Exercise inputs =

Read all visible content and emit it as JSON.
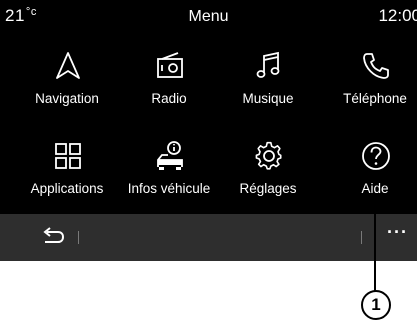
{
  "status": {
    "temperature": "21",
    "temperature_unit": "°c",
    "title": "Menu",
    "time": "12:00"
  },
  "tiles": [
    {
      "label": "Navigation",
      "icon": "navigation-icon"
    },
    {
      "label": "Radio",
      "icon": "radio-icon"
    },
    {
      "label": "Musique",
      "icon": "music-note-icon"
    },
    {
      "label": "Téléphone",
      "icon": "phone-icon"
    },
    {
      "label": "Applications",
      "icon": "apps-grid-icon"
    },
    {
      "label": "Infos véhicule",
      "icon": "vehicle-info-icon"
    },
    {
      "label": "Réglages",
      "icon": "gear-icon"
    },
    {
      "label": "Aide",
      "icon": "help-icon"
    }
  ],
  "bottom_bar": {
    "back_icon": "back-arrow-icon",
    "more_label": "···"
  },
  "callout": {
    "number": "1"
  }
}
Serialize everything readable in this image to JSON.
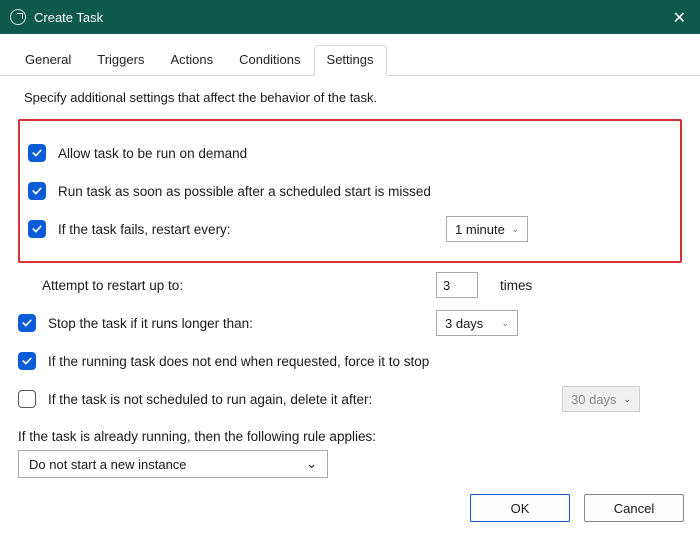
{
  "window": {
    "title": "Create Task",
    "close_glyph": "✕"
  },
  "tabs": {
    "general": "General",
    "triggers": "Triggers",
    "actions": "Actions",
    "conditions": "Conditions",
    "settings": "Settings"
  },
  "subtitle": "Specify additional settings that affect the behavior of the task.",
  "options": {
    "allow_on_demand": "Allow task to be run on demand",
    "run_asap": "Run task as soon as possible after a scheduled start is missed",
    "restart_every": "If the task fails, restart every:",
    "restart_interval": "1 minute",
    "attempt_label": "Attempt to restart up to:",
    "attempt_value": "3",
    "attempt_suffix": "times",
    "stop_if_longer": "Stop the task if it runs longer than:",
    "stop_duration": "3 days",
    "force_stop": "If the running task does not end when requested, force it to stop",
    "delete_after": "If the task is not scheduled to run again, delete it after:",
    "delete_after_value": "30 days",
    "rule_intro": "If the task is already running, then the following rule applies:",
    "rule_value": "Do not start a new instance"
  },
  "buttons": {
    "ok": "OK",
    "cancel": "Cancel"
  },
  "glyphs": {
    "caret": "⌄"
  }
}
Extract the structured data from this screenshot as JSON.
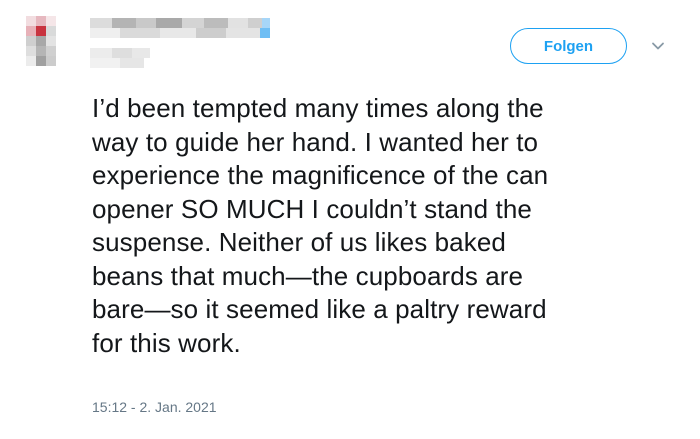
{
  "tweet": {
    "author_name": "",
    "author_handle": "",
    "follow_label": "Folgen",
    "text_lines": [
      "I’d been tempted many times along the",
      "way to guide her hand. I wanted her to",
      "experience the magnificence of the can",
      "opener SO MUCH I couldn’t stand the",
      "suspense. Neither of us likes baked",
      "beans that much—the cupboards are",
      "bare—so it seemed like a paltry reward",
      "for this work."
    ],
    "timestamp": "15:12 - 2. Jan. 2021"
  },
  "icons": {
    "menu": "chevron-down-icon",
    "avatar": "avatar-censored"
  },
  "colors": {
    "accent": "#1da1f2",
    "text": "#14171a",
    "muted": "#657786"
  }
}
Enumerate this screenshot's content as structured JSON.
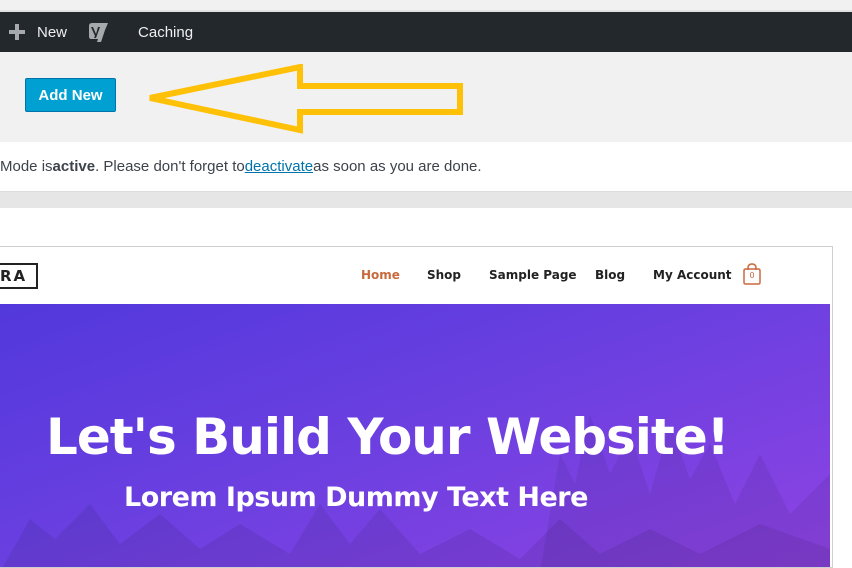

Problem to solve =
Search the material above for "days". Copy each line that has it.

Exercise response =
    "stop_duration": "3 days",
    "delete_after_value": "30 days",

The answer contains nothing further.